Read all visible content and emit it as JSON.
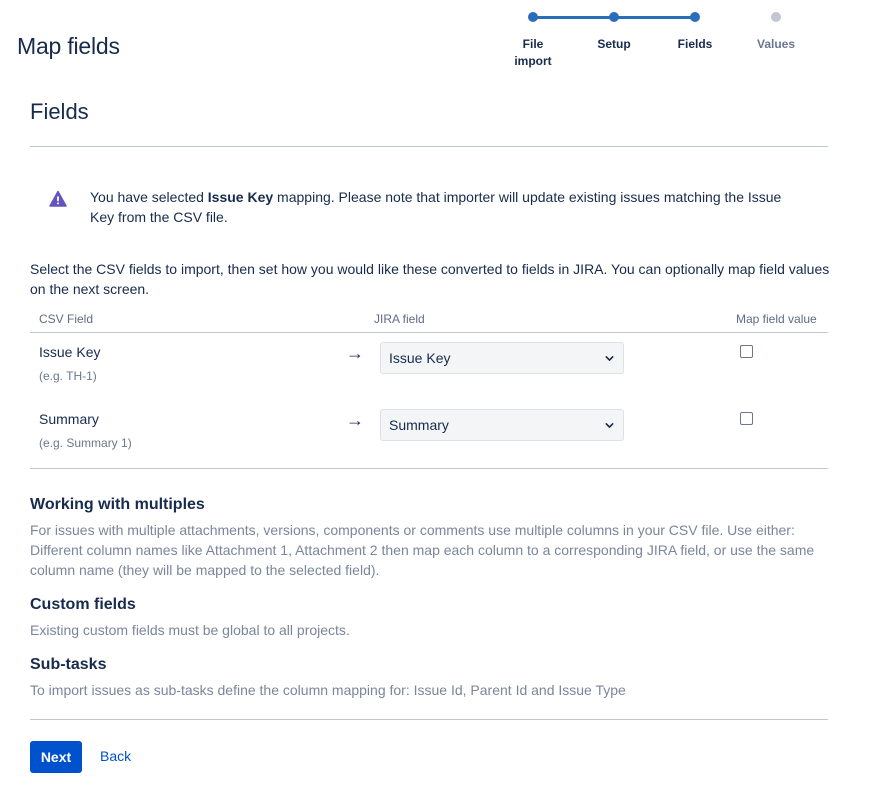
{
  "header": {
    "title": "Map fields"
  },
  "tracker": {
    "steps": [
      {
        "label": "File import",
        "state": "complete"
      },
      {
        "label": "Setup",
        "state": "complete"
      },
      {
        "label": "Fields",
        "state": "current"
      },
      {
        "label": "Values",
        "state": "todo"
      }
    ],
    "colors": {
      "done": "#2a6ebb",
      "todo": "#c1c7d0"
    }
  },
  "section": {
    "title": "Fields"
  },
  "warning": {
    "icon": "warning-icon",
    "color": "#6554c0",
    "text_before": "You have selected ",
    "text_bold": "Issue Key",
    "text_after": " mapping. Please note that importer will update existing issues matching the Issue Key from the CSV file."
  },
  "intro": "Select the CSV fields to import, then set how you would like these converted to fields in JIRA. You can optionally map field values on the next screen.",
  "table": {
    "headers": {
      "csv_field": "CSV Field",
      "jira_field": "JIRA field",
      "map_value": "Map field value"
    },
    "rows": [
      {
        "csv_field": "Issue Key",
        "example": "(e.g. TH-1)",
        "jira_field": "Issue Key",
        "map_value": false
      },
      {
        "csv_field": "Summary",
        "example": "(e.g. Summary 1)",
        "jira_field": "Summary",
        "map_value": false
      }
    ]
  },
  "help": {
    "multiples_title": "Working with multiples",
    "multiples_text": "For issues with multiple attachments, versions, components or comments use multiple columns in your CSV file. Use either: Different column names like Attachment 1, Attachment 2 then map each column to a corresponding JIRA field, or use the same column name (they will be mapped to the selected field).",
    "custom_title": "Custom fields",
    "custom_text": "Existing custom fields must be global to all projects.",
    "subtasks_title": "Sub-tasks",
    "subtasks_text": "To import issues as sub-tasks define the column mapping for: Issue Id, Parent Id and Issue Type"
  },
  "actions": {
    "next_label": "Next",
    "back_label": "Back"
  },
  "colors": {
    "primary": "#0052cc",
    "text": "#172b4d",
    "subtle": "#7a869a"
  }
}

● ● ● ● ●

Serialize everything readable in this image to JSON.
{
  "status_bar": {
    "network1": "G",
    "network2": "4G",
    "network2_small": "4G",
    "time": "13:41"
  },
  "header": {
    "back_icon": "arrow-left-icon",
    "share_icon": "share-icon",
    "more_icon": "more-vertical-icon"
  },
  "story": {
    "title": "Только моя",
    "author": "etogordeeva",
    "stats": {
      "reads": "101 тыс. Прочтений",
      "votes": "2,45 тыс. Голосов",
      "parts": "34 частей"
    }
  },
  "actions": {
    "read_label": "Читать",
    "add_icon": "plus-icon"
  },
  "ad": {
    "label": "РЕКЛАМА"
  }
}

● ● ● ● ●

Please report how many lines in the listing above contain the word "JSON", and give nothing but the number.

2